Ohio Auto Workers Endorse Strickland for U.S. Senate
TOLEDO – United Auto Workers (UAW) Region 2B Director Ken Lortz announced today that UAW has voted to endorse former Ohio Governor Ted Strickland for U.S. Senate against U.S. Senator Rob Portman.
“Ted Strickland has always stood on the side of working men and women in Ohio. When auto workers needed him most, Ted fought right alongside us to secure the auto rescue and together we saved 160,000 Ohio jobs. Ted has sided with workers and voted against every job-killing trade deal that has ever come before him. And he’s siding with us now in the latest fight to protect American auto jobs from being sent overseas by the Trans-Pacific Partnership (TPP),” said Director Lortz.
“While Ted has sided with workers, Senator Rob Portman has sided with corporate profits. Portman opposed the auto rescue and voted for every single trade deal that has ever come before him, including fast-tracking the TPP. Ohio workers can’t afford Senator Portman anymore. We need Ted in the U.S. Senate.”
“The U.S. Senate shouldn’t be a place where millionaires go to look out for billionaires,” said Strickland. “While Senator Portman stands with Washington special interests, I am proud to stand with Ohio auto workers in this fight, and I am deeply grateful for their support.”
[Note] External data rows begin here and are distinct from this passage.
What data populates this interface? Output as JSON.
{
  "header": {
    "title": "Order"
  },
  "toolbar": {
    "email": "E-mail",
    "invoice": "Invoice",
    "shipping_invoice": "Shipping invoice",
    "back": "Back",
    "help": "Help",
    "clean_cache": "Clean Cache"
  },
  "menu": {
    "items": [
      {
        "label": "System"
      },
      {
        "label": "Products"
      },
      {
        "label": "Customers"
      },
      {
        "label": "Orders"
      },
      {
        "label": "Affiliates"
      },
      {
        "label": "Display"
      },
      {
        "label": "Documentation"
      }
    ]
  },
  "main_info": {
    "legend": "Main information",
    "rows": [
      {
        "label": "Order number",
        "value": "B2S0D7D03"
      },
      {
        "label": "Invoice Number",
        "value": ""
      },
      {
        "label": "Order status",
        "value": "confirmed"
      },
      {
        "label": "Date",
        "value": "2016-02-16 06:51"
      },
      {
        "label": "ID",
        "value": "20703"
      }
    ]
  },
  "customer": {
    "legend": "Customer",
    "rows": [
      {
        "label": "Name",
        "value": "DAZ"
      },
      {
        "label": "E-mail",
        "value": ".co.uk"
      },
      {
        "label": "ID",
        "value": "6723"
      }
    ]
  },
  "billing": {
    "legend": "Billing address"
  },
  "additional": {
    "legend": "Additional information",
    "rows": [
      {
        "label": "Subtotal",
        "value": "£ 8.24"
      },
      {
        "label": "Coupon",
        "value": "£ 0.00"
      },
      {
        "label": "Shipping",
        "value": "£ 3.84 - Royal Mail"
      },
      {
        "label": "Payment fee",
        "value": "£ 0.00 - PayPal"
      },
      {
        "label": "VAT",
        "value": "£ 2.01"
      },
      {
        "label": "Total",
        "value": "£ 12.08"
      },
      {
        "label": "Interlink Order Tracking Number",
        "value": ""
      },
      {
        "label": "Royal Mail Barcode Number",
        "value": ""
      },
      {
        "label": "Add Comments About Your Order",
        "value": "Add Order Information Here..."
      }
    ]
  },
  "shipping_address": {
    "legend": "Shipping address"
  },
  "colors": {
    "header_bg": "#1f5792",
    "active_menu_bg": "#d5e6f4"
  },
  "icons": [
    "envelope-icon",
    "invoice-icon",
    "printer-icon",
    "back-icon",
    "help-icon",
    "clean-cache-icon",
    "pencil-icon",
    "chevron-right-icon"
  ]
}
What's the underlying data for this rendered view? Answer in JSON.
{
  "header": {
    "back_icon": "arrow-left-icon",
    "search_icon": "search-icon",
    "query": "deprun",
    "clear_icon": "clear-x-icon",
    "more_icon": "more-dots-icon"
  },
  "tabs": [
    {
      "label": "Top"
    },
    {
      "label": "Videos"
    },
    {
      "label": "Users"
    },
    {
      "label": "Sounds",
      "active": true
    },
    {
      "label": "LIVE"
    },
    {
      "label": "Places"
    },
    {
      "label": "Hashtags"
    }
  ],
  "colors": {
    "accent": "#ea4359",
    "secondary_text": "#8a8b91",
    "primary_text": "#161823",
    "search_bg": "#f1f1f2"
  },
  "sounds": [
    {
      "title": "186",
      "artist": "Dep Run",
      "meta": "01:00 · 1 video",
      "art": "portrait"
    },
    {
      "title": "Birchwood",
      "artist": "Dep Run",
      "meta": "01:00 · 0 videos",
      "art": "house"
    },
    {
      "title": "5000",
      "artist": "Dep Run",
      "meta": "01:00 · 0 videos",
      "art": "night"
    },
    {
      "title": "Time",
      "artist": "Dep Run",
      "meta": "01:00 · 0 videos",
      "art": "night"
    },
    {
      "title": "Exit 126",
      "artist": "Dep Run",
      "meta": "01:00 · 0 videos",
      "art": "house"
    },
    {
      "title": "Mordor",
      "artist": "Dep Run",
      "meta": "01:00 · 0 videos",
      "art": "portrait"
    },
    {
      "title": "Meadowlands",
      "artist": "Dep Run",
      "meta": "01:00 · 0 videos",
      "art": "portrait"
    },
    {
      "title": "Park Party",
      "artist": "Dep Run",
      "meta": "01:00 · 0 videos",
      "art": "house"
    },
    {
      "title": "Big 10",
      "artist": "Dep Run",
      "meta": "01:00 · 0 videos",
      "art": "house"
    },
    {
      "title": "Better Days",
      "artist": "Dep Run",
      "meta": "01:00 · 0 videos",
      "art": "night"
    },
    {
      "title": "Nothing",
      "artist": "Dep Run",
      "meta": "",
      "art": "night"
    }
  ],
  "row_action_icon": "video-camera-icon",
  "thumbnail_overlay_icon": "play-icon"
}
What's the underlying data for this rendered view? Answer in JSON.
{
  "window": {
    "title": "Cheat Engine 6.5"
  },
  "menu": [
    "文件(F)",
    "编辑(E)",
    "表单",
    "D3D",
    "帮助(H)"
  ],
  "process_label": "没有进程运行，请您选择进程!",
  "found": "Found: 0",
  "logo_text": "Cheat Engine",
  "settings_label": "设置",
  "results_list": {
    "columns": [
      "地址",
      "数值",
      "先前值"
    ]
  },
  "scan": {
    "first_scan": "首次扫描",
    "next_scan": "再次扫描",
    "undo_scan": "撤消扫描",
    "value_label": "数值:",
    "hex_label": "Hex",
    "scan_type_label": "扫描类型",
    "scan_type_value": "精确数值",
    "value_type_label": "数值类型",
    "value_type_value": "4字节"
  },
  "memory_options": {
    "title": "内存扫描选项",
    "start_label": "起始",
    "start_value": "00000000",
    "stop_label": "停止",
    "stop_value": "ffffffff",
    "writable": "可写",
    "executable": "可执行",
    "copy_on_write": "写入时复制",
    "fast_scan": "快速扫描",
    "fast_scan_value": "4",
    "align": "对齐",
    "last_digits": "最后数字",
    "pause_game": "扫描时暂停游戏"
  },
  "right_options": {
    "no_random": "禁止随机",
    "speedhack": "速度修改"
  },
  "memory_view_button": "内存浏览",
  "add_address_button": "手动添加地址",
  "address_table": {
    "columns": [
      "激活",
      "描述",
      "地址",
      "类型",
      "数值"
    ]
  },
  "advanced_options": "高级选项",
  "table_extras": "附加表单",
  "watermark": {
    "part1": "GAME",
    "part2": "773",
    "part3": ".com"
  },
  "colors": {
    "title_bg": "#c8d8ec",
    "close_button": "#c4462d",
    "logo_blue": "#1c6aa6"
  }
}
UAW Region 2B covers Ohio and Indiana, with 128,000 active and retired members in Ohio.
As Governor, Strickland joined with the UAW and fought for the auto rescue, which saved 160,000 Ohio jobs. In Congress, Strickland voted against NAFTA and all eight job-killing trade agreements that came before him. Strickland is currently opposing the Trans-Pacific Partnership Trade Agreement, which has been called NAFTA 2.0.
Portman opposed the auto rescue, calling it a ‘lousy deal.’ Portman served as President George W. Bush’s top trade adviser and voted for NAFTA along with all eight job-killing trade agreements that have come before him in Congress. And Portman voted to Fast-Track the Trans-Pacific Partnership Trade Agreement without even reading the draft.